|International Classification||A43B17/14, A43B17/00, A43B7/28, A43B13/41, A43B7/22, A43B13/12|
|Cooperative Classification||A43B13/41, A43B7/143, A43B7/144, A43B7/223, A43B13/12, A43B7/141, A43B17/14, A43B7/1445, A43B13/10, A43B7/28|
|European Classification||A43B13/12, A43B13/10, A43B7/14A20C, A43B7/14A10, A43B7/14A20M, A43B7/14A20H, A43B13/41, A43B17/14, A43B7/22C, A43B7/28|
|Jan 29, 2003||AS||Assignment|
Owner name: SCHERING-PLOUGH HEALTHCARE PRODUCTS, INC., TENNESS
Free format text: ASSIGNMENT OF ASSIGNORS INTEREST;ASSIGNORS:GRISONI, BERNARD F.;HOWLETT, HAROLD A.;YANG, PHILIP;AND OTHERS;REEL/FRAME:013702/0077;SIGNING DATES FROM 20021015 TO 20021016
|Sep 12, 2006||CC||Certificate of correction|
|Sep 30, 2008||FPAY||Fee payment|
Year of fee payment: 4
|Jul 14, 2011||AS||Assignment|
Owner name: MSD CONSUMER CARE, INC., TENNESSEE
Free format text: CHANGE OF NAME;ASSIGNOR:SCHERING-PLOUGH HEALTHCARE PRODUCTS, INC.;REEL/FRAME:026594/0364
Effective date: 20110329
|Jan 2, 2013||FPAY||Fee payment|
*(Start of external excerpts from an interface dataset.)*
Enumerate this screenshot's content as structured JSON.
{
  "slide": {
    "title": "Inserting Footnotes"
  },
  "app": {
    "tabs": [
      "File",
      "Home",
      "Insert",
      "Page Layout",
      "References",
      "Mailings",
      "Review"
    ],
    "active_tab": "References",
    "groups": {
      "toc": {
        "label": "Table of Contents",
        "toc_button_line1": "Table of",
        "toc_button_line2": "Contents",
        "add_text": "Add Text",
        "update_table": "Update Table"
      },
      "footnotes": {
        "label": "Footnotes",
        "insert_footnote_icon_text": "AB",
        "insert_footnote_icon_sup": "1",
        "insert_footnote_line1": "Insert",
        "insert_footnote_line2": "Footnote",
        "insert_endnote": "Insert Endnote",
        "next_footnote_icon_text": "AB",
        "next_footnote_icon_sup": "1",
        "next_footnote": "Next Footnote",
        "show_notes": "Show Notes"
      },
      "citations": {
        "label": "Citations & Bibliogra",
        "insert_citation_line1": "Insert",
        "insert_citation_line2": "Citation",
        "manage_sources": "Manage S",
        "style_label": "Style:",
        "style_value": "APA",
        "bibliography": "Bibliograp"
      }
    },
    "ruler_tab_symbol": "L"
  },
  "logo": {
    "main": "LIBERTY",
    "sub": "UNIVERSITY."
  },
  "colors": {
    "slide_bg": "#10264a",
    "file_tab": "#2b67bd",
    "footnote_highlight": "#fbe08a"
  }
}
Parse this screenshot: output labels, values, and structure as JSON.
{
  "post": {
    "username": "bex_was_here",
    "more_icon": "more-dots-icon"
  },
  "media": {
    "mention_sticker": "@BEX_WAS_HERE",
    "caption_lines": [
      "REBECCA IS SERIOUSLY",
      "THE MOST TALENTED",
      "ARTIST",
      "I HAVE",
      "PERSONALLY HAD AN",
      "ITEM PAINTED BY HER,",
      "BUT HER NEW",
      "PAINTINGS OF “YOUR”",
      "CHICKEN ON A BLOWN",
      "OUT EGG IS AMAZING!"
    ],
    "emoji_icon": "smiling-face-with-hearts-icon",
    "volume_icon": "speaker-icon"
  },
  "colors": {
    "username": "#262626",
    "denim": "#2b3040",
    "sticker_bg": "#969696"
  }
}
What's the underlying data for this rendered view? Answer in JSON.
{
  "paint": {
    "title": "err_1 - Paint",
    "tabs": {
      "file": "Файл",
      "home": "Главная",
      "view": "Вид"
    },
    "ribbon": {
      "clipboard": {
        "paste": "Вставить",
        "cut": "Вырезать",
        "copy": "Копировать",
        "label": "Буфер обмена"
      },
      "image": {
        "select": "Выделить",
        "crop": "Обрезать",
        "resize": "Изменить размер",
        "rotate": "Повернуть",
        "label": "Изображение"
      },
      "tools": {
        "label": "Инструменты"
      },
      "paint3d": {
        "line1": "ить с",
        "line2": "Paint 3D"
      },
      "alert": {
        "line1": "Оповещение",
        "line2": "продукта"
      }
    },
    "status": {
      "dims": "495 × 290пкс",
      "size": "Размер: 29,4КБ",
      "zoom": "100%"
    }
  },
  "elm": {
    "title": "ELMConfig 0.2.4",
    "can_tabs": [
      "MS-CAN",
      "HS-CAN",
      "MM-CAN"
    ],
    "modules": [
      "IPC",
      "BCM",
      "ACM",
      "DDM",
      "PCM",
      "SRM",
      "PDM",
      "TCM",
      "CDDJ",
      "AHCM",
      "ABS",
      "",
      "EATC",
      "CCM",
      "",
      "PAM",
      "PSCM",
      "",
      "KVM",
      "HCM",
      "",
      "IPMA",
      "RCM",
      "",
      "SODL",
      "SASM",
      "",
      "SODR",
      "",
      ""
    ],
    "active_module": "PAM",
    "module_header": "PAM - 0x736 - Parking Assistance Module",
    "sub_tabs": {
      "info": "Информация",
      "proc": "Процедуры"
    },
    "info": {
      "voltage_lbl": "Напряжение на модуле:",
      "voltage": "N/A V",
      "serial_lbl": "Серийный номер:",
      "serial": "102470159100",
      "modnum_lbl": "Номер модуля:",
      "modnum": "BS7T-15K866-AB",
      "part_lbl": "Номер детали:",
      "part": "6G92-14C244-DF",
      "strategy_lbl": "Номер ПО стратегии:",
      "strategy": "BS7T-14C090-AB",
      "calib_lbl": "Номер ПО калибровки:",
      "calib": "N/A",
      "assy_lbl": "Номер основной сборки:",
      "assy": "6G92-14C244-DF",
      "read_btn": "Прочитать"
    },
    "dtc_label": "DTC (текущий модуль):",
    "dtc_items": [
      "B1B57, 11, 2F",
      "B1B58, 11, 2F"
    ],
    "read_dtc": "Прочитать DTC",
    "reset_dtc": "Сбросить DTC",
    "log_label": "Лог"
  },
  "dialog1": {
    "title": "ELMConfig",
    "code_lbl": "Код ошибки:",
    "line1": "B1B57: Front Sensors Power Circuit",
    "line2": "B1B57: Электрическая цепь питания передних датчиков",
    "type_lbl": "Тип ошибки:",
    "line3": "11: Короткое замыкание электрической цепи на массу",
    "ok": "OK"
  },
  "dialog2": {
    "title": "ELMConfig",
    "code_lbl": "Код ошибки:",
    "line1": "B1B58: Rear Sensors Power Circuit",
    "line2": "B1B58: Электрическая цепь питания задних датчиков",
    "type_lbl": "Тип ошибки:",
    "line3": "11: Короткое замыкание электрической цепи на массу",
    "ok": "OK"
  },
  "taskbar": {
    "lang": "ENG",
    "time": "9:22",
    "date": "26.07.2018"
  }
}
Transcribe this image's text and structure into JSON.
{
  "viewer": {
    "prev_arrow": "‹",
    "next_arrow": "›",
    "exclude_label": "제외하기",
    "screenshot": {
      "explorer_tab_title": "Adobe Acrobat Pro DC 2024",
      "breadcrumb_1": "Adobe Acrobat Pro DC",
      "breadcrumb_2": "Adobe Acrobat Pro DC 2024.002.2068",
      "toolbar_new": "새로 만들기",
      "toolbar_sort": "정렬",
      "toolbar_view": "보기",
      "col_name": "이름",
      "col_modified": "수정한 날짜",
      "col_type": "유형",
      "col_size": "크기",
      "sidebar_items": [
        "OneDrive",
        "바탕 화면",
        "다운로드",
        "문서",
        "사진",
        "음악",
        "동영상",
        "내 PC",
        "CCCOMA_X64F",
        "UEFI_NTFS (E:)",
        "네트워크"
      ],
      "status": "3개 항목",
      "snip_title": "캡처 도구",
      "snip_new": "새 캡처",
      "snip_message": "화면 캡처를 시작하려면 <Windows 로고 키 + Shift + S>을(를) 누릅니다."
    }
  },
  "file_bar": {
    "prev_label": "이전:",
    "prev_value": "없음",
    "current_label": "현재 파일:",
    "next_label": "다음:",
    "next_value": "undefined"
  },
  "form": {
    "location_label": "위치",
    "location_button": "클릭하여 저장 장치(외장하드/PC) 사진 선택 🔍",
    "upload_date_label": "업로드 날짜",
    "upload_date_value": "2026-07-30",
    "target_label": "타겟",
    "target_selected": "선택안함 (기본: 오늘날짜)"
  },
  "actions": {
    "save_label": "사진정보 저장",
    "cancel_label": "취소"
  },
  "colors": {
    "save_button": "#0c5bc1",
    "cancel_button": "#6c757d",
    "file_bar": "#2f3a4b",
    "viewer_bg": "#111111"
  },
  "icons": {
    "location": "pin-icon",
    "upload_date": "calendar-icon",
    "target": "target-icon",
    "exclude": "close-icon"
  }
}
Year of fee payment: 8
|Dec 29, 2016||FPAY||Fee payment|
Year of fee payment: 12